The Haileybury Youth Trust (HYT) is to help young refugees who have fled war by training them to build new homes and schools in their adopted country.
The charity – originally established in 1890 by Haileybury, a school in Hertfordshire – has been awarded a contract by Enabel, the Belgian Development Agency to deliver two new projects in Uganda, funded by the EU Trust Fund.
The first is in Bidi Bidi – one of the world’s largest refugee camps where an estimated 270,000 people live in makeshift homes or tarpaulin tents. Located in northern Uganda, refugees from South Sudan have fled because of a brutal civil war there. Many South Sudanese refugees feel they will not be able to return home and have been allowed by the Ugandan government to stay in the settlement camps and rebuild their lives.
Meanwhile, the second project is in Karamoja – a poor and under-developed region in north-eastern Uganda, home to the Karamajong, an ancient tribe of pastoral nomadic people.
HYT will train 100 young people – 50 in Bidi Bidi and 50 in Karamoja – to construct sustainable buildings, such as homes and schools, using a pioneering brick made from compressed earth. This Interlocking Stabilised Soil Block (ISSB) is a low-cost and carbon-saving alternative to the traditional fired brick.
HYT will build a pilot demonstration house for trainees to replicate. The shelter has a simple yet effective circular design made from ISSB bricks and a thatched bamboo roof.
The idea is that once trained, the trainees will pass on the skills they have learned to larger numbers in a cascade effect. They will be able to build affordable, environmentally-friendly homes, schools, sanitation facilities and water tanks.
Russell Matcham, HYT’s Director, said: “The South Sudanese are some of the most vulnerable and poorest people in the world currently living one of the world’s largest settlement camps. It is important that the refugees at Bidi Bidi are given skills by which they can create homes and develop livelihoods. Similarly, the Karamojong people live in a dry and arid region and have very few resources. We hope that by teaching sustainable construction skills to Ugandans and South Sudanese, education, opportunities and the quality of life will improve for future generations.
“Uganda has Africa’s largest refugee population and is also one of the fastest growing populations on earth. It is imperative that infrastructure development is done in a way that preserves the environment, rather than damages it.”
HYT will begin work on the two new projects, which will last for three months, later this Spring. Last year the charity was awarded a prestigious Ashden International Award for its sustainable buildings, where the guest of honour was former US Vice President, Al Gore.

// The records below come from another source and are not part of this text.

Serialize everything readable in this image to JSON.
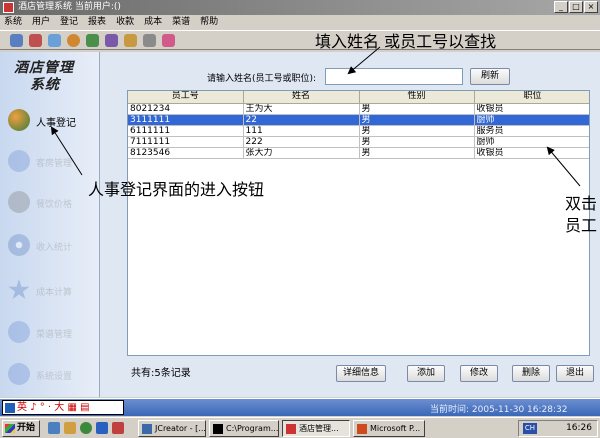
{
  "window": {
    "title": "酒店管理系统 当前用户:()"
  },
  "window_buttons": [
    "_",
    "□",
    "×"
  ],
  "menu": [
    "系统",
    "用户",
    "登记",
    "报表",
    "收款",
    "成本",
    "菜谱",
    "帮助"
  ],
  "toolbar_icons": [
    "tool-1-icon",
    "tool-2-icon",
    "tool-3-icon",
    "tool-4-icon",
    "tool-5-icon",
    "tool-6-icon",
    "tool-7-icon",
    "tool-8-icon",
    "tool-9-icon"
  ],
  "sidebar": {
    "logo_line1": "酒店管理",
    "logo_line2": "系统",
    "items": [
      {
        "label": "人事登记",
        "icon": "people-icon",
        "active": true
      },
      {
        "label": "客房管理",
        "icon": "room-icon"
      },
      {
        "label": "餐饮价格",
        "icon": "dining-icon"
      },
      {
        "label": "收入统计",
        "icon": "disc-icon"
      },
      {
        "label": "成本计算",
        "icon": "star-icon"
      },
      {
        "label": "菜谱管理",
        "icon": "play-icon"
      },
      {
        "label": "系统设置",
        "icon": "info-icon"
      }
    ]
  },
  "search": {
    "label": "请输入姓名(员工号或职位):",
    "value": "",
    "refresh_label": "刷新"
  },
  "table": {
    "columns": [
      "员工号",
      "姓名",
      "性别",
      "职位"
    ],
    "rows": [
      [
        "8021234",
        "王为大",
        "男",
        "收银员"
      ],
      [
        "3111111",
        "22",
        "男",
        "厨师"
      ],
      [
        "6111111",
        "111",
        "男",
        "服务员"
      ],
      [
        "7111111",
        "222",
        "男",
        "厨师"
      ],
      [
        "8123546",
        "张大力",
        "男",
        "收银员"
      ]
    ],
    "selected_row": 1
  },
  "record_count": "共有:5条记录",
  "actions": {
    "details": "详细信息",
    "add": "添加",
    "edit": "修改",
    "delete": "删除",
    "exit": "退出"
  },
  "annotations": {
    "search_hint": "填入姓名 或员工号以查找",
    "entry_hint": "人事登记界面的进入按钮",
    "dblclick_line1": "双击",
    "dblclick_line2": "员工"
  },
  "statusbar": {
    "ime": "英 ♪ ° · 大 ▦ ▤",
    "time": "当前时间: 2005-11-30 16:28:32"
  },
  "taskbar": {
    "start": "开始",
    "tasks": [
      "JCreator - [...",
      "C:\\Program...",
      "酒店管理...",
      "Microsoft P..."
    ],
    "active_task": 2,
    "tray_ime": "CH",
    "clock": "16:26"
  },
  "colors": {
    "selection": "#3168d5",
    "grid_bg": "#ffffff",
    "main_bg": "#dfe7f3",
    "statusbar": "#3a67b8"
  }
}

Haileybury has a strong service ethos, not just in the UK but around the world, and aims to develop in every pupil a sense of giving something back to the communities they serve. The Haileybury Youth Trust is an important part of this.